This is awesome: Researchers at the University of Reading are studying a wide assortment of ballpoint pens available in the UK to determine how they perform and why.
The style of a ball point pen varies from the utilitarian to a fashion or style statement with an accompanying large variation in price. In this work we look beyond the external shape and style to the key elements of the pen. We want to know how these components relate to the writing life of a pen and how they influence the use of a ball point pen.
Some preliminary results of the study, being conducted by the Centre for Advanced Microscopy and partially funded by Bic, have been posted to the university’s website.
One of the most interesting bits is that the average writing length of a ballpoint pen is 900 meters (the longest was 2,000).

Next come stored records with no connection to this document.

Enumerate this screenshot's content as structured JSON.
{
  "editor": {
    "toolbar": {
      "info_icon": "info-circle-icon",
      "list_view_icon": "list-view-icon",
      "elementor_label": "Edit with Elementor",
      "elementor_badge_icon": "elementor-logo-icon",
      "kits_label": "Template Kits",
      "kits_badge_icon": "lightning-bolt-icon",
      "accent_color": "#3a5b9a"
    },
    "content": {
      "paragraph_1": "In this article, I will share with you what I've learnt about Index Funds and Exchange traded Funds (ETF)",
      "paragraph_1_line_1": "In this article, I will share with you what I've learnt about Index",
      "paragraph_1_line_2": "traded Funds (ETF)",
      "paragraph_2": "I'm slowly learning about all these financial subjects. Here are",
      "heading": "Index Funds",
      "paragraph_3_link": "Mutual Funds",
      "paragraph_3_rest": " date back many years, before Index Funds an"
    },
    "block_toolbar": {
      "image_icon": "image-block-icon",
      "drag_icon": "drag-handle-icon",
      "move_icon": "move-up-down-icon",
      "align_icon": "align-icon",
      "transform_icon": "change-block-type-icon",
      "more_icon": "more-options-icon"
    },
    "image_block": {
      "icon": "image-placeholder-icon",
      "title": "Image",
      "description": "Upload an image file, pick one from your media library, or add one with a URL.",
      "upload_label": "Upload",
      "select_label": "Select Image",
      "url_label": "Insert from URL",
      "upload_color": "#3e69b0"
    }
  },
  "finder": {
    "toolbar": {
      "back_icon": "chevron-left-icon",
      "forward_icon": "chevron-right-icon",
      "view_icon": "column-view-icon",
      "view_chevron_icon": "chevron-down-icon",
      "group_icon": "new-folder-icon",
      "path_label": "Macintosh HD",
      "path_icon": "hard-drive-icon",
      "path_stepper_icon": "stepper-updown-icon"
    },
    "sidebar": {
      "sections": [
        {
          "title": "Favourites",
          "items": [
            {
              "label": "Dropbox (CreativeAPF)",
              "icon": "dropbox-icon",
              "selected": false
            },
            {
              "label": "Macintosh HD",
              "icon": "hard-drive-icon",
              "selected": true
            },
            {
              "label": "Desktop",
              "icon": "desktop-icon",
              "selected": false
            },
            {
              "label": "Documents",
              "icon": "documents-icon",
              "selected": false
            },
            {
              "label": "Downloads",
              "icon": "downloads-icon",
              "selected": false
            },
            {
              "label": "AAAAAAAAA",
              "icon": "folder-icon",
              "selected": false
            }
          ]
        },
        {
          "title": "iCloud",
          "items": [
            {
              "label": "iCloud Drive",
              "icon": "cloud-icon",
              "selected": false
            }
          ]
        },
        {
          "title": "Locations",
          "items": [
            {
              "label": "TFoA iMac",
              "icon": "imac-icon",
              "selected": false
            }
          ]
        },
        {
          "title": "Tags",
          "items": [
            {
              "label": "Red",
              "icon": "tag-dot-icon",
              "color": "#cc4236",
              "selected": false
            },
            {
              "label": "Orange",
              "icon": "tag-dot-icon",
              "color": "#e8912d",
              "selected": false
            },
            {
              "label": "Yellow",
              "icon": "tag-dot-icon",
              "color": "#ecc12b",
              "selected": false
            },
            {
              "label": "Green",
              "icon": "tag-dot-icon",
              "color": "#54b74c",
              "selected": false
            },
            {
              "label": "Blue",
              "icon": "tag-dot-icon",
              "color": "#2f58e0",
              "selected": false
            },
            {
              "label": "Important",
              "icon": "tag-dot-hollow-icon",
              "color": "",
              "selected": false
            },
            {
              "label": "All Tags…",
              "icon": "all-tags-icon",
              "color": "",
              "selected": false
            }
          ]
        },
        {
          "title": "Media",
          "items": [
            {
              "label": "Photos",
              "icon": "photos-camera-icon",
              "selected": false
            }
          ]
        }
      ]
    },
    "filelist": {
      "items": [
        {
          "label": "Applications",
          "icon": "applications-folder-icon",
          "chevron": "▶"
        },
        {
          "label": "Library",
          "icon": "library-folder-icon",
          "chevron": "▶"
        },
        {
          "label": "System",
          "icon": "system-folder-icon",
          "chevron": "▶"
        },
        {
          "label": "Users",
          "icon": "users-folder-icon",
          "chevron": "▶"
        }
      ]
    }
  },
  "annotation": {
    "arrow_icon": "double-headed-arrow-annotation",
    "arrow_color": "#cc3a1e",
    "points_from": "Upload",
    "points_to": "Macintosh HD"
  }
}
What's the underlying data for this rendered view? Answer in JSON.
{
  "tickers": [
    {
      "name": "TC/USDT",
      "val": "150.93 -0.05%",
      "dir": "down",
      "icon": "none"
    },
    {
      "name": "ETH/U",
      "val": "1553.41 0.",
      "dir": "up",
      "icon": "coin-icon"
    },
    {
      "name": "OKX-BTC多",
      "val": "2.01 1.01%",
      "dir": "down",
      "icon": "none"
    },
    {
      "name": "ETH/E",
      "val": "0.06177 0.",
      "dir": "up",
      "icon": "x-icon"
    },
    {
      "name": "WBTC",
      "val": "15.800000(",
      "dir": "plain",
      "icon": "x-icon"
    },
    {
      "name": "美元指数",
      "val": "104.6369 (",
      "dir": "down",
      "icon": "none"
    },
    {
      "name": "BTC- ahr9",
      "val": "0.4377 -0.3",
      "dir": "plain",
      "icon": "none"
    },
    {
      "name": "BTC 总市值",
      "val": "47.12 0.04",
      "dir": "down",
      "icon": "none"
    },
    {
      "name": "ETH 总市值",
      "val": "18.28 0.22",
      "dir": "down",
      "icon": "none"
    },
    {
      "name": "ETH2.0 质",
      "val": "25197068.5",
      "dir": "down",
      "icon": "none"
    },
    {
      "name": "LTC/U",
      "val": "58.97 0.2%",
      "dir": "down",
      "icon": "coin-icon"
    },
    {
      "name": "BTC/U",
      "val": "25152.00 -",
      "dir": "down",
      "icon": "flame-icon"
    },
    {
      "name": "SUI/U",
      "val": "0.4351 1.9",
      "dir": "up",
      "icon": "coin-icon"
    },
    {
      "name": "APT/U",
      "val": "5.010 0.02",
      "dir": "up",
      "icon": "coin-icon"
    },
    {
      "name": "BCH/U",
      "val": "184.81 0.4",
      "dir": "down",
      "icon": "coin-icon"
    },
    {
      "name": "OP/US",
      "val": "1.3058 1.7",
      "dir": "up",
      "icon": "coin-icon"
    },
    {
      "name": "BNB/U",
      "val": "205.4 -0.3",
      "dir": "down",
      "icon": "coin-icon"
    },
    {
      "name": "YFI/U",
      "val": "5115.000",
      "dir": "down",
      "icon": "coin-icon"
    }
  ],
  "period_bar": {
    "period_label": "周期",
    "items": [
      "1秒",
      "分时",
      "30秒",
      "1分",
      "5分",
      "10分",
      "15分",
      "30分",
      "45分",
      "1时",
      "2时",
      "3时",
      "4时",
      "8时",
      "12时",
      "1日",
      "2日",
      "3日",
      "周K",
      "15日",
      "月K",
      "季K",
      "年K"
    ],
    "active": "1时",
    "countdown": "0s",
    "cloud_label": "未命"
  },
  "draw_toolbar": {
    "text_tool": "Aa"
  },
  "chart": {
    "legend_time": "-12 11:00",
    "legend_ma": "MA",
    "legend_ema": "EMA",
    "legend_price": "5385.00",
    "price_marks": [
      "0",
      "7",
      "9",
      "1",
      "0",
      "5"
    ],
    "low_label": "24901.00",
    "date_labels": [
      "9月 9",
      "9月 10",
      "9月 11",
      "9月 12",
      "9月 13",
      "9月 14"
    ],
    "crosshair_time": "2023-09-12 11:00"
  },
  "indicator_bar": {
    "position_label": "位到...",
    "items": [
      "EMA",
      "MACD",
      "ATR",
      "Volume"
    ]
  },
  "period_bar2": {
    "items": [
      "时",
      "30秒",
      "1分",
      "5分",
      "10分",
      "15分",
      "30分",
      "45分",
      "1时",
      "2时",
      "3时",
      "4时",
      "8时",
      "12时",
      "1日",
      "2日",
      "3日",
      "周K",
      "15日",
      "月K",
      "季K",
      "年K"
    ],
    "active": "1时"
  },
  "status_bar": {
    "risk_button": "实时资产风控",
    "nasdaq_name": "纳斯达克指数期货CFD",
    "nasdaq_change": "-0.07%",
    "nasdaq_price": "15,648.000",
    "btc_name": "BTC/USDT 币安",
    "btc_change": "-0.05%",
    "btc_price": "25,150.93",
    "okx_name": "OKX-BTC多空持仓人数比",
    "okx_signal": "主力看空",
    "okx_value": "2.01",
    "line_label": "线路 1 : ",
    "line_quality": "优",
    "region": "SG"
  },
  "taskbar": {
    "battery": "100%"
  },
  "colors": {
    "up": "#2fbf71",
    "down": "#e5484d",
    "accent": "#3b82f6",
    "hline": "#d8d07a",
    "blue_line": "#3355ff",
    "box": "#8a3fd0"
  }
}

For some brands the contour length was almost half this length whilst for others the contour length was 50% more than the average. The consistency of contour length was quite varied for some brands and very consistent for others.
To determine the writing lengths of the pens, researchers used machines that approximated the writing strokes, speed and downward pressure of an average person and wrote until the pens were exhausted.
The researchers also measured the length of some common writing tasks to help put those numbers in perspective. According to them, a 900 meter ballpoint pen would write:
- 6207 signatures
- 5114 phone numbers
- 971 Christmas cards
- 169 letters
Now, what we don’t have yet is the specific brands involved in the testing and how long each specific pen lasted, although we have to assume that at least some were Bics. It would be interesting to know because Bic claims its ballpoint pens will write for 2 to 3 kilometers.
But others have made even bigger claims, including one from India’s Flair Pens that its ballpoint is good for a whopping 10K meters.
Don’t worry, we’ve contacted the university to see what more we can find out.
If you want to really find out how much writing you can do with a pen before it runs out of ink, then you can’t beat trying it out for yourself.
That s exactly what Milan Djukic did when he spent more than 6 hours writing on 11 Sheets of A3 Paper with a $1 gel pen before it ran out of ink. You can see the results of his handiwork in the following video. You have to admire his dedication and perseverance.